What the exercise asks | Read the records and gather each line that includes "long".

[Given information]

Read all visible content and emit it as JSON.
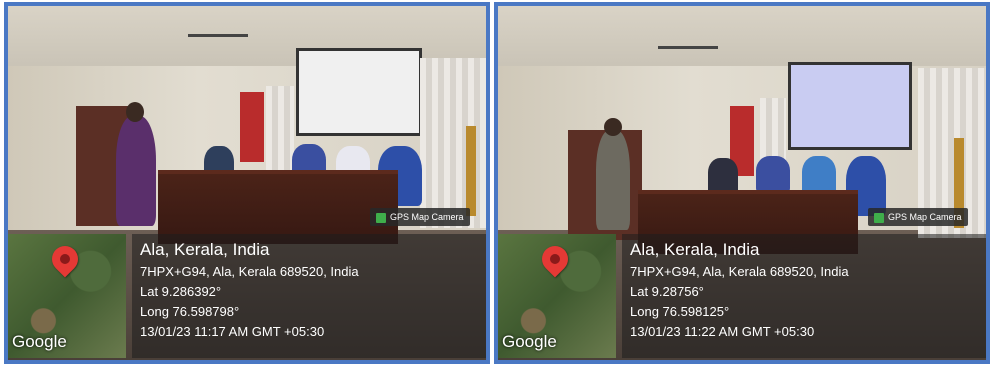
{
  "photos": [
    {
      "badge": "GPS Map Camera",
      "map_label": "Google",
      "place": "Ala, Kerala, India",
      "address": "7HPX+G94, Ala, Kerala 689520, India",
      "lat": "Lat 9.286392°",
      "long": "Long 76.598798°",
      "datetime": "13/01/23 11:17 AM GMT +05:30"
    },
    {
      "badge": "GPS Map Camera",
      "map_label": "Google",
      "place": "Ala, Kerala, India",
      "address": "7HPX+G94, Ala, Kerala 689520, India",
      "lat": "Lat 9.28756°",
      "long": "Long 76.598125°",
      "datetime": "13/01/23 11:22 AM GMT +05:30"
    }
  ],
  "colors": {
    "frame": "#4a78c4",
    "pin": "#e53935",
    "badge_icon": "#3fae4b"
  },
  "icons": [
    "map-pin-icon",
    "gps-camera-icon"
  ]
}
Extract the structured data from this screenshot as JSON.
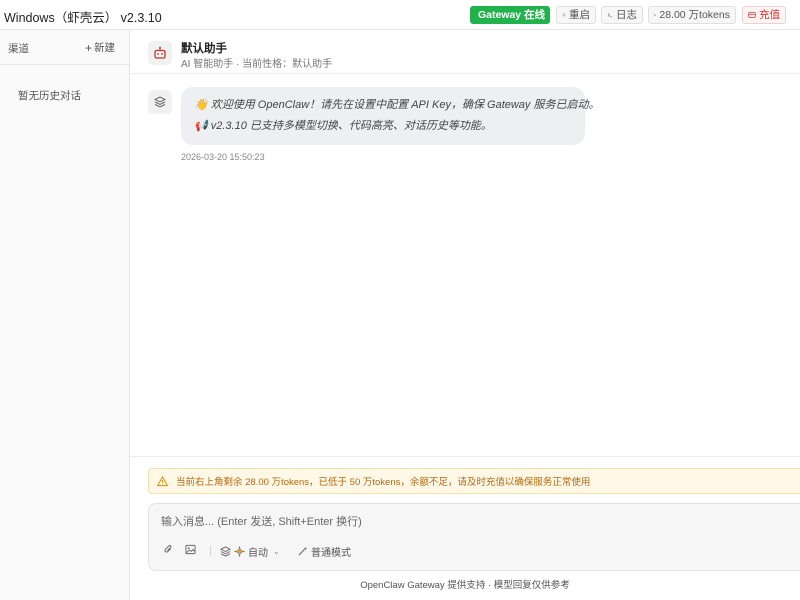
{
  "app": {
    "title": "Windows（虾壳云）  v2.3.10"
  },
  "topbar": {
    "gateway_label": "Gateway 在线",
    "restart_label": "重启",
    "logs_label": "日志",
    "tokens_label": "28.00 万tokens",
    "recharge_label": "充值"
  },
  "sidebar": {
    "title": "渠道",
    "new_label": "新建",
    "empty_text": "暂无历史对话"
  },
  "chat": {
    "bot_name": "默认助手",
    "bot_subtitle": "AI 智能助手 · 当前性格：默认助手",
    "message": {
      "line1": "👋 欢迎使用 OpenClaw！请先在设置中配置 API Key，确保 Gateway 服务已启动。",
      "line2": "📢 v2.3.10 已支持多模型切换、代码高亮、对话历史等功能。",
      "time": "2026-03-20 15:50:23"
    }
  },
  "composer": {
    "warning": "当前右上角剩余 28.00 万tokens，已低于 50 万tokens，余额不足，请及时充值以确保服务正常使用",
    "placeholder": "输入消息... (Enter 发送, Shift+Enter 换行)",
    "model_label": "自动",
    "mode_label": "普通模式",
    "footer": "OpenClaw Gateway 提供支持 · 模型回复仅供参考"
  },
  "colors": {
    "gateway_green": "#22b24c",
    "recharge_red": "#d93030",
    "warn_text": "#b56a10",
    "warn_bg": "#fff8e6"
  }
}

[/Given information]

Solution |
      "long": "Long 76.598798°",
      "long": "Long 76.598125°",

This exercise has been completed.